Exercise prompt
Go over the lines below, and when one contains the word "kecil", copy it.

Study material
########################################

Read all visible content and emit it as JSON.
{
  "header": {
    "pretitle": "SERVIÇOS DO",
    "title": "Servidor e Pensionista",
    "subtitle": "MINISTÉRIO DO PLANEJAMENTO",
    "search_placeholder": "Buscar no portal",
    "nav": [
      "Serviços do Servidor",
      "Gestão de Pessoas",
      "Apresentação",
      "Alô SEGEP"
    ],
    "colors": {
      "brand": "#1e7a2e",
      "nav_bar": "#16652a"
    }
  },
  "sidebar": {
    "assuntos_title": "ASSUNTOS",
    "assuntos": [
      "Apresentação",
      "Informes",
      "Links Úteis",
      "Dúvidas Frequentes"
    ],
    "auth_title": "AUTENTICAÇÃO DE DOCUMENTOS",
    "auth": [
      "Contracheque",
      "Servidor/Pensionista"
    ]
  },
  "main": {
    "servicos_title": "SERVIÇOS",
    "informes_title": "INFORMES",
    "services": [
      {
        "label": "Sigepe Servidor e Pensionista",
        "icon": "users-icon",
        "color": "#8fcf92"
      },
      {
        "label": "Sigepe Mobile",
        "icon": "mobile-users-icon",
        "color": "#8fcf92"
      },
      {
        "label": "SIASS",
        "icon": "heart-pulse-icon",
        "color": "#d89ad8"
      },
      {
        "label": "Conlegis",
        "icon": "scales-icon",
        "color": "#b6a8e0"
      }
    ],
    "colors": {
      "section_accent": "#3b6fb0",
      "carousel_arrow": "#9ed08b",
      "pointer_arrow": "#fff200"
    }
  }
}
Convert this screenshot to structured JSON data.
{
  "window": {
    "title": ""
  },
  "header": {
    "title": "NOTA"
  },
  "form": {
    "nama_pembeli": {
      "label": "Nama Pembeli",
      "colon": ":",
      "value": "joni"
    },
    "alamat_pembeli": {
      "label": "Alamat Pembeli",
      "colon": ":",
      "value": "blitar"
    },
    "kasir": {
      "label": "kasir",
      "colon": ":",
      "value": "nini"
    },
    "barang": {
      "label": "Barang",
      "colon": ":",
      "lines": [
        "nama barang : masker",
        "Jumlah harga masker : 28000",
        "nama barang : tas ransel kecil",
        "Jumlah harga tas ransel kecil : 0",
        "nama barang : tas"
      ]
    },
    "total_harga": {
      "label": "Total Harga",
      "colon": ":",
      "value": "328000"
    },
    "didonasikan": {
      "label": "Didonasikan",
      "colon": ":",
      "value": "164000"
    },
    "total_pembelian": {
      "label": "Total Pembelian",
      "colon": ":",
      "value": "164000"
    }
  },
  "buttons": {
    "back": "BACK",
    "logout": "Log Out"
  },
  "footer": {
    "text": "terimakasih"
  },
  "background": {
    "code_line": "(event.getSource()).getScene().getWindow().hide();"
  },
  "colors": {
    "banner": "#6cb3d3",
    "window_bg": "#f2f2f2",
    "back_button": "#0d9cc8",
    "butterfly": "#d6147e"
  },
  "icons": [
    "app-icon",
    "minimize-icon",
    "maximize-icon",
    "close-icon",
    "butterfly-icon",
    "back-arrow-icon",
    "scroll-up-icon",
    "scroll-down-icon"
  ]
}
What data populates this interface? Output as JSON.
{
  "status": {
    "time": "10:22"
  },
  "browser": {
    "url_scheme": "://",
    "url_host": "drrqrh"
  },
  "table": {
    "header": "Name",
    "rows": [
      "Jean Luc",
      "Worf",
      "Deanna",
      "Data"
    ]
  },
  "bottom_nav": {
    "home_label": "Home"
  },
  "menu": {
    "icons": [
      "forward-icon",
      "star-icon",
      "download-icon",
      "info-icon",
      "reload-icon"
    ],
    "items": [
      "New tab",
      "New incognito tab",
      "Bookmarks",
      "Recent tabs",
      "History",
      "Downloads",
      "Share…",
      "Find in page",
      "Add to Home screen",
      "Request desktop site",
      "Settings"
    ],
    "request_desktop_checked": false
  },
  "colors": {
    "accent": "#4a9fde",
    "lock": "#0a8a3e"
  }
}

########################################

Solution
        "nama barang : tas ransel kecil",
        "Jumlah harga tas ransel kecil : 0",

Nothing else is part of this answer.